  1. Who is known for first holding that we should treat like cases alike?
  2. The topic of the proper distribution of burdens and benefits is known as
  3. Who made the violation of one’s moral rights the defining characteristic of injustice?
  4. Rawls’s theory of justice is
  5. Justice for Mill was ultimately a matter of
  6. Brandt defends the equality of after-tax income on
  7. Libertarians assume that liberty means
  8. Nozick begins with the premise that people have
  9. Nozick refers to the firm restrictions that rights impose as
  10. Nozick calls his theory of justice the
  11. Locke held that individuals are entitled to
  12. For Locke, prior to the formation of government property rights were limited by the requirement that one not waste, and by the restriction that
  13. Nozick calls his theory
  14. Libertarians endorse
  15. Libertarians hold that market relations are necessary to respect
  16. Rawls, on his own account, presents his theory as a modern alternative to
  17. Rawls suggests that we imagine the people in the original position choosing on the basis of
  18. The distinctive core of Rawls’s theory is the
  19. Rawls views society as
  20. Rawls regards natural talents as

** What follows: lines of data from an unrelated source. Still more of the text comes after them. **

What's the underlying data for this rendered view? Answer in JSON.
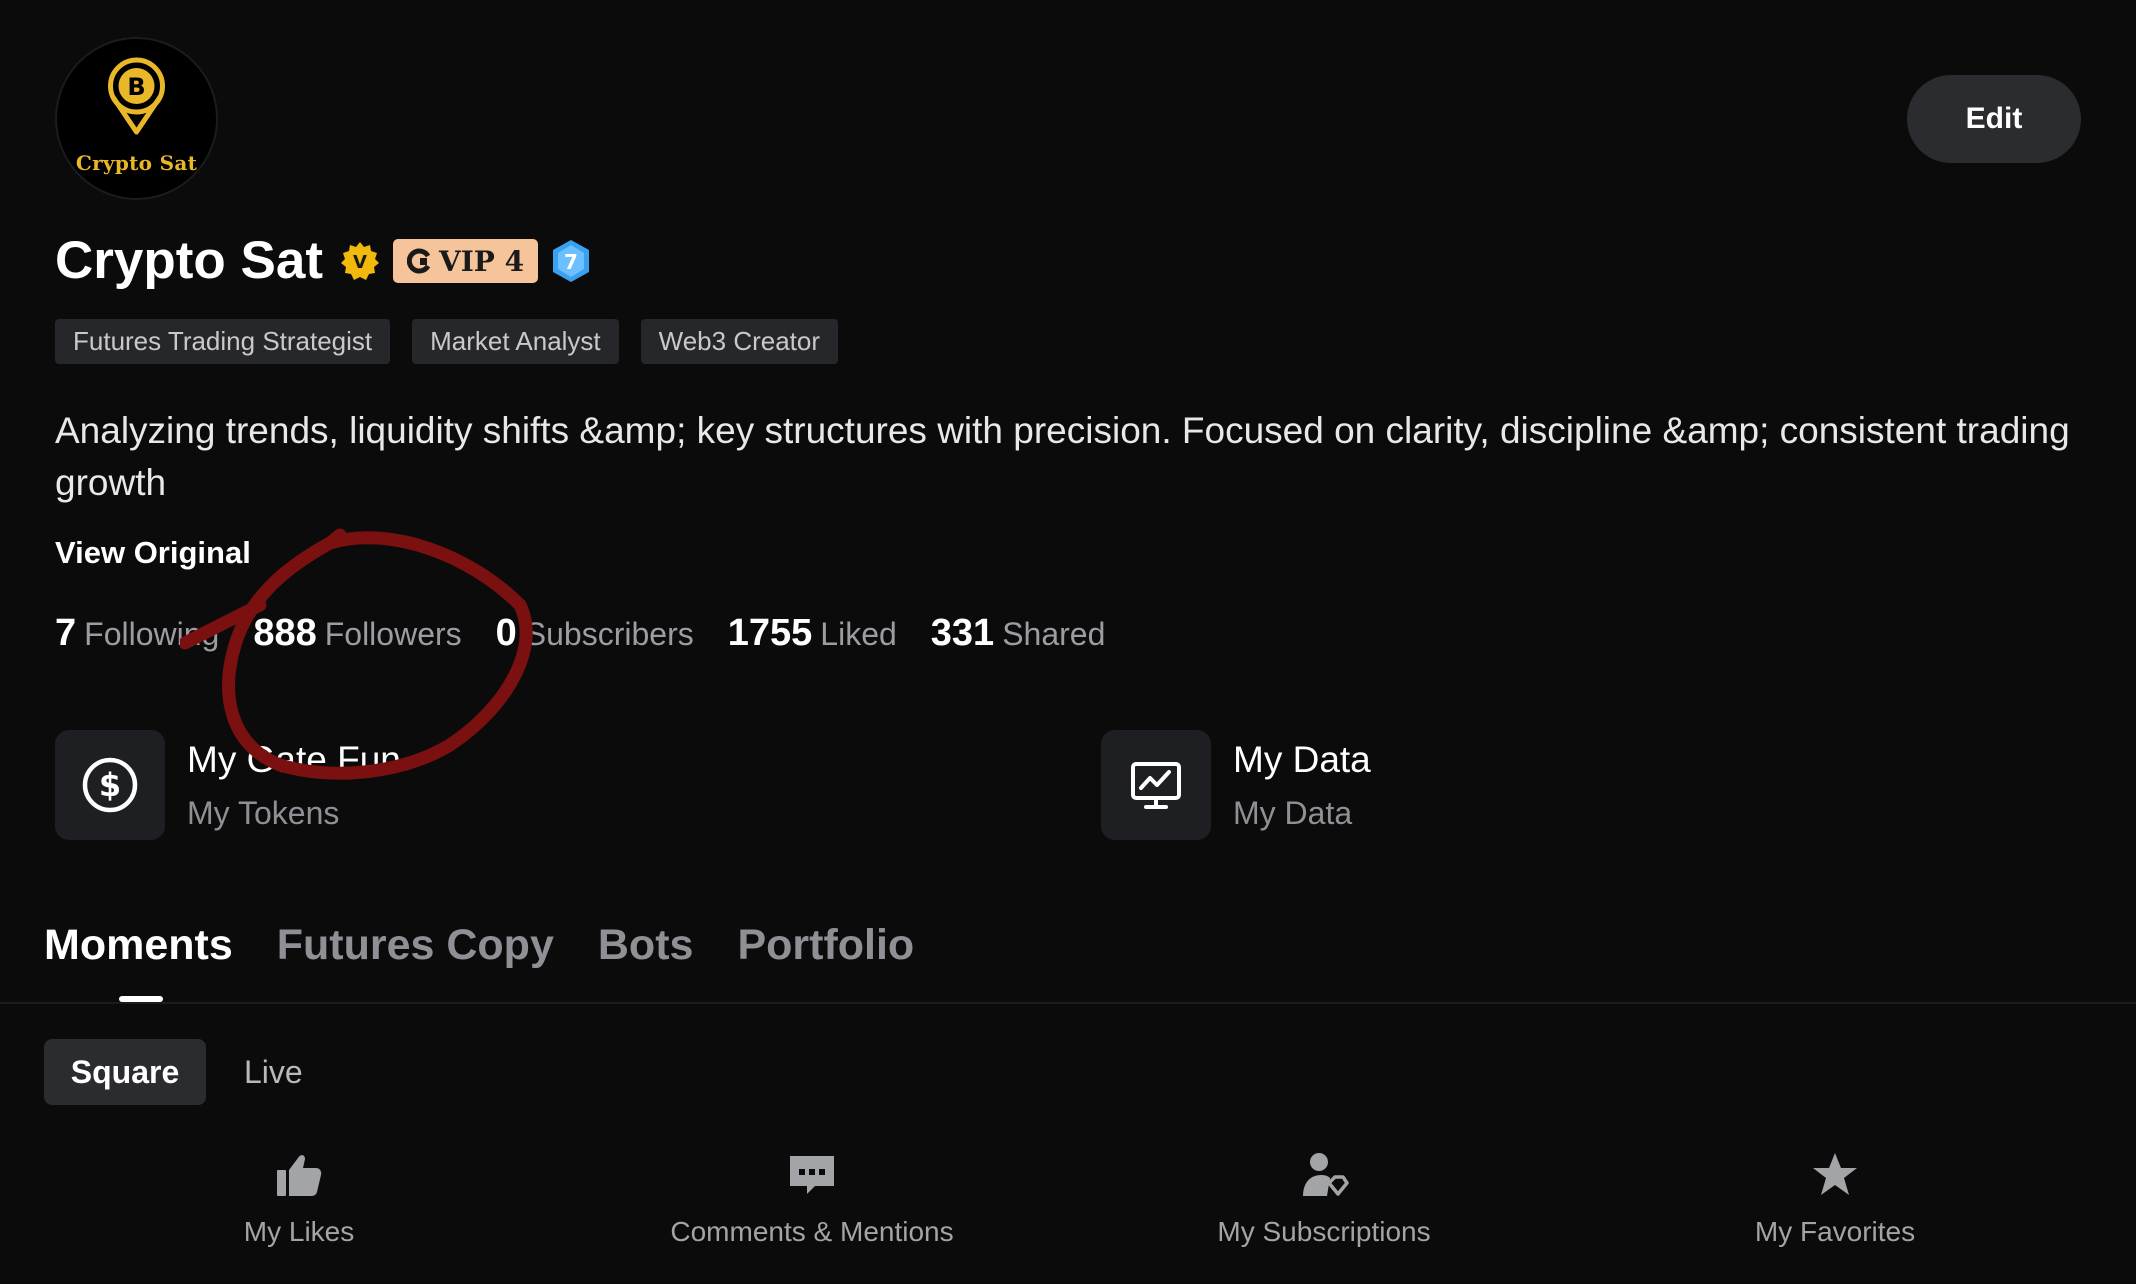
{
  "profile": {
    "avatar_text": "Crypto Sat",
    "name": "Crypto Sat",
    "verified_letter": "V",
    "vip_label": "VIP 4",
    "level": "7",
    "edit_label": "Edit",
    "tags": [
      "Futures Trading Strategist",
      "Market Analyst",
      "Web3 Creator"
    ],
    "bio": "Analyzing trends, liquidity shifts &amp; key structures with precision. Focused on clarity, discipline &amp; consistent trading growth",
    "view_original": "View Original"
  },
  "stats": [
    {
      "num": "7",
      "label": "Following"
    },
    {
      "num": "888",
      "label": "Followers"
    },
    {
      "num": "0",
      "label": "Subscribers"
    },
    {
      "num": "1755",
      "label": "Liked"
    },
    {
      "num": "331",
      "label": "Shared"
    }
  ],
  "cards": [
    {
      "title": "My Gate Fun",
      "subtitle": "My Tokens",
      "icon": "dollar-circle-icon"
    },
    {
      "title": "My Data",
      "subtitle": "My Data",
      "icon": "chart-monitor-icon"
    }
  ],
  "tabs": [
    "Moments",
    "Futures Copy",
    "Bots",
    "Portfolio"
  ],
  "active_tab": "Moments",
  "subtabs": [
    "Square",
    "Live"
  ],
  "active_subtab": "Square",
  "actions": [
    {
      "label": "My Likes",
      "icon": "thumbs-up-icon"
    },
    {
      "label": "Comments & Mentions",
      "icon": "comment-icon"
    },
    {
      "label": "My Subscriptions",
      "icon": "subscription-user-icon"
    },
    {
      "label": "My Favorites",
      "icon": "star-icon"
    }
  ],
  "colors": {
    "background": "#0b0b0c",
    "vip_badge": "#f6c49a",
    "verified_gold": "#f0b90b",
    "level_blue": "#3aa0f0",
    "annotation_red": "#7a1010",
    "avatar_gold": "#e9b829"
  }
}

  21. Who holds that different norms and principles govern different distributive spheres?
  22. Who wrote A Theory of Justice?
  23. Who wrote Spheres of Justice?
  24. Who wrote Anarchy, State, and Utopia?
  25. Do you believe that persons have rights to property? If so, what justifies these rights? If not, do you think that all property is amenable for redistribution—and on what basis should it be distributed?
  26. Do you believe that the libertarian understanding of liberty if correct? The author of this volume holds that “of course” libertarians oppose force and fraud in market transactions. Is this view defensible given the libertarian understanding of liberty?
  27. Do you agree with Rawls that persons in the original position would choose the sorts of principles of justice that he endorses? If not, why not? What other sorts of principles might they endorse? If so, does this mean that these principles are binding on persons who did not actually choose them?
  28. Do you believe, with Rawls, that natural talents should be considered common assets? Why, or why not?
  29. Do you believe that great inequalities of wealth are morally acceptable? Why, or why not? Does it matter to you how the wealth is acquired? Do you believe that (a) Rawls and (b) Nozick successfully defend the legitimacy of unequal wealth? Why, or why not?
  30. Would there be any goods or services that a fully libertarian society could not provide? Explain your answer. Do you think that this poses a problem for libertarianism?